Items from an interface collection
+---+

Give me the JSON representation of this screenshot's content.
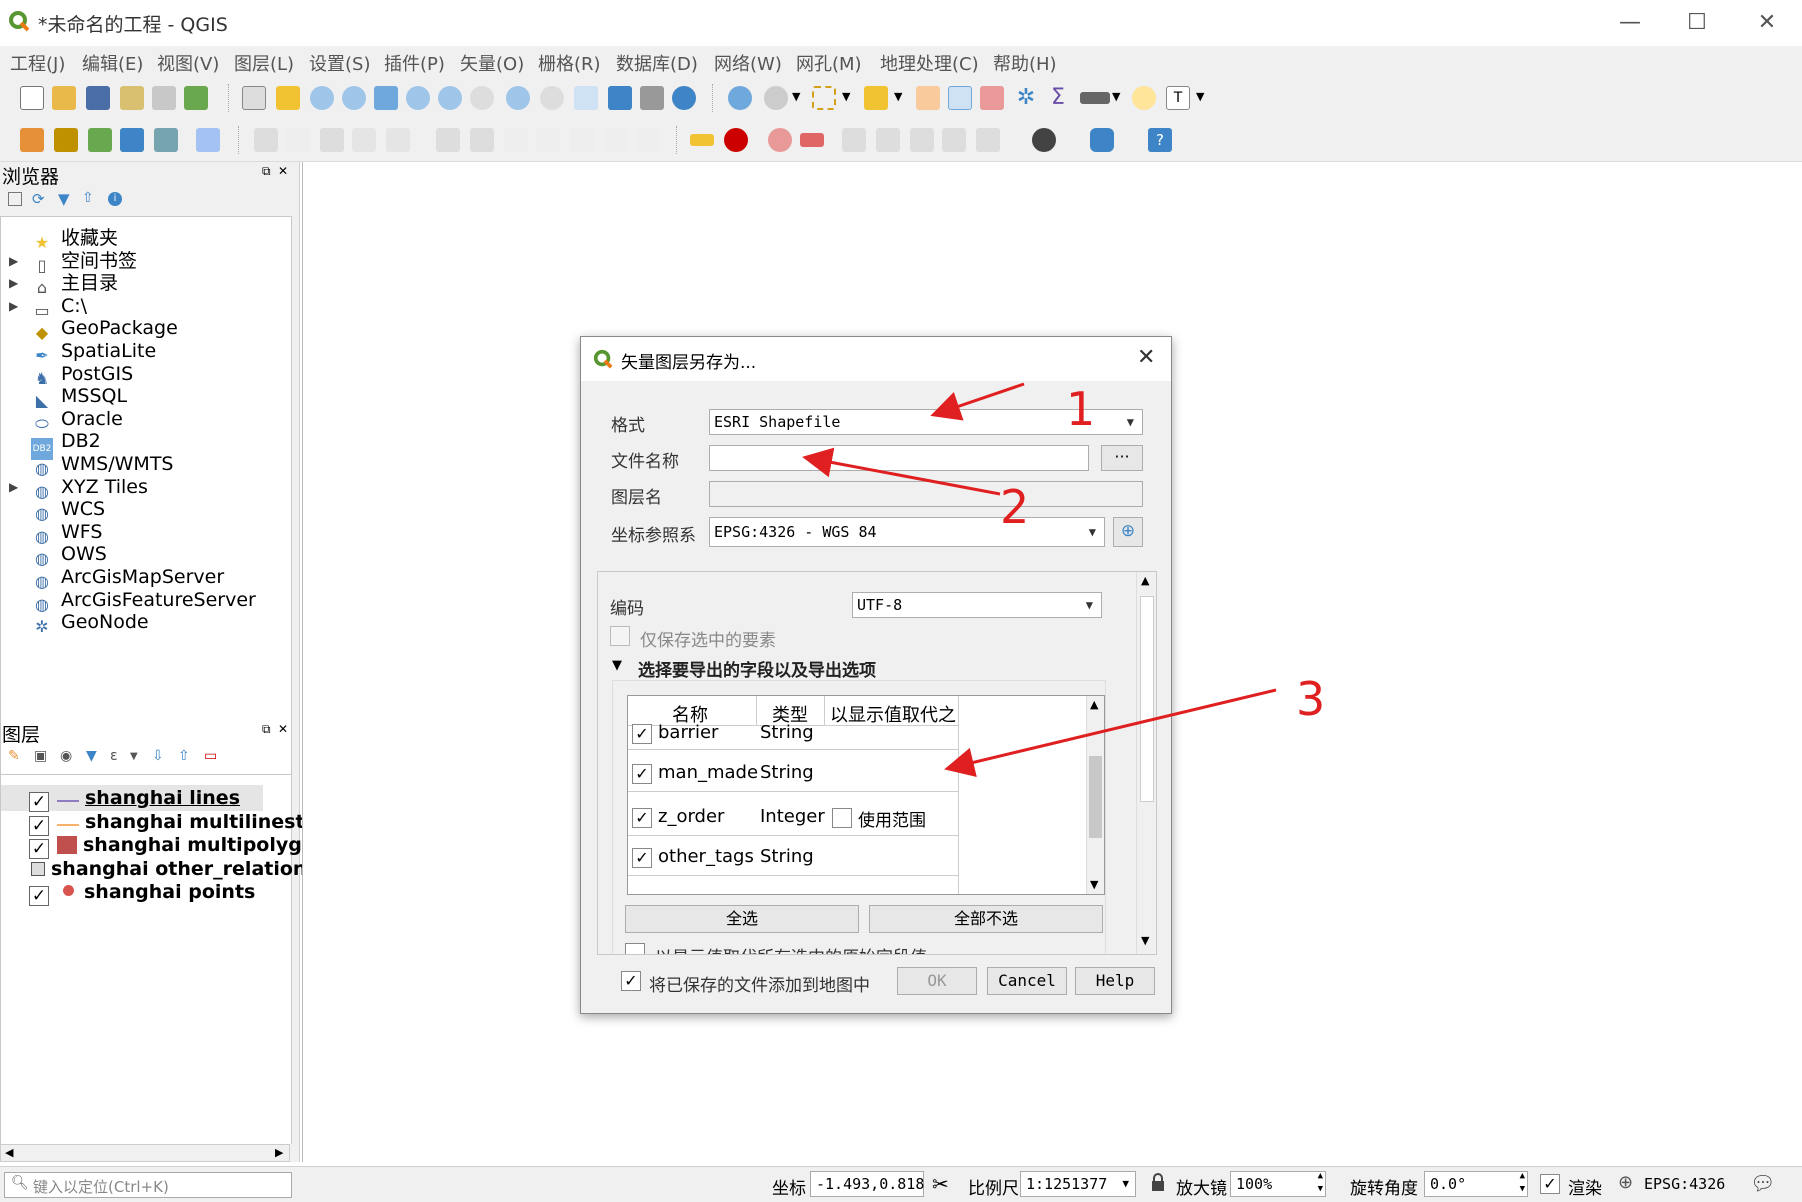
{
  "window": {
    "title": "*未命名的工程 - QGIS"
  },
  "menu": [
    "工程(J)",
    "编辑(E)",
    "视图(V)",
    "图层(L)",
    "设置(S)",
    "插件(P)",
    "矢量(O)",
    "栅格(R)",
    "数据库(D)",
    "网络(W)",
    "网孔(M)",
    "地理处理(C)",
    "帮助(H)"
  ],
  "browser": {
    "title": "浏览器",
    "items": [
      {
        "label": "收藏夹",
        "icon": "star-icon",
        "expander": false
      },
      {
        "label": "空间书签",
        "icon": "bookmark-icon",
        "expander": true
      },
      {
        "label": "主目录",
        "icon": "home-icon",
        "expander": true
      },
      {
        "label": "C:\\",
        "icon": "folder-icon",
        "expander": true
      },
      {
        "label": "GeoPackage",
        "icon": "geopackage-icon",
        "expander": false
      },
      {
        "label": "SpatiaLite",
        "icon": "spatialite-icon",
        "expander": false
      },
      {
        "label": "PostGIS",
        "icon": "postgis-icon",
        "expander": false
      },
      {
        "label": "MSSQL",
        "icon": "mssql-icon",
        "expander": false
      },
      {
        "label": "Oracle",
        "icon": "oracle-icon",
        "expander": false
      },
      {
        "label": "DB2",
        "icon": "db2-icon",
        "expander": false
      },
      {
        "label": "WMS/WMTS",
        "icon": "wms-icon",
        "expander": false
      },
      {
        "label": "XYZ Tiles",
        "icon": "xyz-icon",
        "expander": true
      },
      {
        "label": "WCS",
        "icon": "wcs-icon",
        "expander": false
      },
      {
        "label": "WFS",
        "icon": "wfs-icon",
        "expander": false
      },
      {
        "label": "OWS",
        "icon": "ows-icon",
        "expander": false
      },
      {
        "label": "ArcGisMapServer",
        "icon": "arcgis-map-icon",
        "expander": false
      },
      {
        "label": "ArcGisFeatureServer",
        "icon": "arcgis-feature-icon",
        "expander": false
      },
      {
        "label": "GeoNode",
        "icon": "geonode-icon",
        "expander": false
      }
    ],
    "db2_badge": "DB2"
  },
  "layers": {
    "title": "图层",
    "items": [
      {
        "label": "shanghai lines",
        "checked": true,
        "symbol": "line-purple",
        "underline": true
      },
      {
        "label": "shanghai multilinestr",
        "checked": true,
        "symbol": "line-orange",
        "underline": false
      },
      {
        "label": "shanghai multipolygo",
        "checked": true,
        "symbol": "fill-red",
        "underline": false
      },
      {
        "label": "shanghai other_relations",
        "checked": false,
        "symbol": "table",
        "underline": false
      },
      {
        "label": "shanghai points",
        "checked": true,
        "symbol": "point-red",
        "underline": false
      }
    ]
  },
  "dialog": {
    "title": "矢量图层另存为...",
    "format_label": "格式",
    "format_value": "ESRI Shapefile",
    "filename_label": "文件名称",
    "filename_value": "",
    "browse_label": "···",
    "layername_label": "图层名",
    "crs_label": "坐标参照系",
    "crs_value": "EPSG:4326 - WGS 84",
    "encoding_label": "编码",
    "encoding_value": "UTF-8",
    "selected_only_label": "仅保存选中的要素",
    "fields_group_label": "选择要导出的字段以及导出选项",
    "table_headers": [
      "名称",
      "类型",
      "以显示值取代之"
    ],
    "fields": [
      {
        "name": "barrier",
        "type": "String",
        "checked": true,
        "extra": ""
      },
      {
        "name": "man_made",
        "type": "String",
        "checked": true,
        "extra": ""
      },
      {
        "name": "z_order",
        "type": "Integer",
        "checked": true,
        "extra": "使用范围"
      },
      {
        "name": "other_tags",
        "type": "String",
        "checked": true,
        "extra": ""
      }
    ],
    "select_all": "全选",
    "deselect_all": "全部不选",
    "replace_all_label": "以显示值取代所有选中的原始字段值",
    "add_to_map_label": "将已保存的文件添加到地图中",
    "ok": "OK",
    "cancel": "Cancel",
    "help": "Help"
  },
  "annotations": [
    "1",
    "2",
    "3"
  ],
  "status": {
    "locate_placeholder": "键入以定位(Ctrl+K)",
    "coord_label": "坐标",
    "coord_value": "-1.493,0.818",
    "scale_label": "比例尺",
    "scale_value": "1:1251377",
    "magnifier_label": "放大镜",
    "magnifier_value": "100%",
    "rotation_label": "旋转角度",
    "rotation_value": "0.0°",
    "render_label": "渲染",
    "crs_value": "EPSG:4326"
  },
  "colors": {
    "accent_red": "#e02020",
    "qgis_green": "#589632"
  }
}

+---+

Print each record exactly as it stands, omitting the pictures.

Give me the JSON representation of this screenshot's content.
{
  "window": {
    "title": "*未命名的工程 - QGIS"
  },
  "menu": [
    "工程(J)",
    "编辑(E)",
    "视图(V)",
    "图层(L)",
    "设置(S)",
    "插件(P)",
    "矢量(O)",
    "栅格(R)",
    "数据库(D)",
    "网络(W)",
    "网孔(M)",
    "地理处理(C)",
    "帮助(H)"
  ],
  "browser": {
    "title": "浏览器",
    "items": [
      {
        "label": "收藏夹",
        "icon": "star-icon",
        "expander": false
      },
      {
        "label": "空间书签",
        "icon": "bookmark-icon",
        "expander": true
      },
      {
        "label": "主目录",
        "icon": "home-icon",
        "expander": true
      },
      {
        "label": "C:\\",
        "icon": "folder-icon",
        "expander": true
      },
      {
        "label": "GeoPackage",
        "icon": "geopackage-icon",
        "expander": false
      },
      {
        "label": "SpatiaLite",
        "icon": "spatialite-icon",
        "expander": false
      },
      {
        "label": "PostGIS",
        "icon": "postgis-icon",
        "expander": false
      },
      {
        "label": "MSSQL",
        "icon": "mssql-icon",
        "expander": false
      },
      {
        "label": "Oracle",
        "icon": "oracle-icon",
        "expander": false
      },
      {
        "label": "DB2",
        "icon": "db2-icon",
        "expander": false
      },
      {
        "label": "WMS/WMTS",
        "icon": "wms-icon",
        "expander": false
      },
      {
        "label": "XYZ Tiles",
        "icon": "xyz-icon",
        "expander": true
      },
      {
        "label": "WCS",
        "icon": "wcs-icon",
        "expander": false
      },
      {
        "label": "WFS",
        "icon": "wfs-icon",
        "expander": false
      },
      {
        "label": "OWS",
        "icon": "ows-icon",
        "expander": false
      },
      {
        "label": "ArcGisMapServer",
        "icon": "arcgis-map-icon",
        "expander": false
      },
      {
        "label": "ArcGisFeatureServer",
        "icon": "arcgis-feature-icon",
        "expander": false
      },
      {
        "label": "GeoNode",
        "icon": "geonode-icon",
        "expander": false
      }
    ],
    "db2_badge": "DB2"
  },
  "layers": {
    "title": "图层",
    "items": [
      {
        "label": "shanghai lines",
        "checked": true,
        "symbol": "line-purple",
        "underline": true
      },
      {
        "label": "shanghai multilinestr",
        "checked": true,
        "symbol": "line-orange",
        "underline": false
      },
      {
        "label": "shanghai multipolygo",
        "checked": true,
        "symbol": "fill-red",
        "underline": false
      },
      {
        "label": "shanghai other_relations",
        "checked": false,
        "symbol": "table",
        "underline": false
      },
      {
        "label": "shanghai points",
        "checked": true,
        "symbol": "point-red",
        "underline": false
      }
    ]
  },
  "dialog": {
    "title": "矢量图层另存为...",
    "format_label": "格式",
    "format_value": "ESRI Shapefile",
    "filename_label": "文件名称",
    "filename_value": "",
    "browse_label": "···",
    "layername_label": "图层名",
    "crs_label": "坐标参照系",
    "crs_value": "EPSG:4326 - WGS 84",
    "encoding_label": "编码",
    "encoding_value": "UTF-8",
    "selected_only_label": "仅保存选中的要素",
    "fields_group_label": "选择要导出的字段以及导出选项",
    "table_headers": [
      "名称",
      "类型",
      "以显示值取代之"
    ],
    "fields": [
      {
        "name": "barrier",
        "type": "String",
        "checked": true,
        "extra": ""
      },
      {
        "name": "man_made",
        "type": "String",
        "checked": true,
        "extra": ""
      },
      {
        "name": "z_order",
        "type": "Integer",
        "checked": true,
        "extra": "使用范围"
      },
      {
        "name": "other_tags",
        "type": "String",
        "checked": true,
        "extra": ""
      }
    ],
    "select_all": "全选",
    "deselect_all": "全部不选",
    "replace_all_label": "以显示值取代所有选中的原始字段值",
    "add_to_map_label": "将已保存的文件添加到地图中",
    "ok": "OK",
    "cancel": "Cancel",
    "help": "Help"
  },
  "annotations": [
    "1",
    "2",
    "3"
  ],
  "status": {
    "locate_placeholder": "键入以定位(Ctrl+K)",
    "coord_label": "坐标",
    "coord_value": "-1.493,0.818",
    "scale_label": "比例尺",
    "scale_value": "1:1251377",
    "magnifier_label": "放大镜",
    "magnifier_value": "100%",
    "rotation_label": "旋转角度",
    "rotation_value": "0.0°",
    "render_label": "渲染",
    "crs_value": "EPSG:4326"
  },
  "colors": {
    "accent_red": "#e02020",
    "qgis_green": "#589632"
  }
}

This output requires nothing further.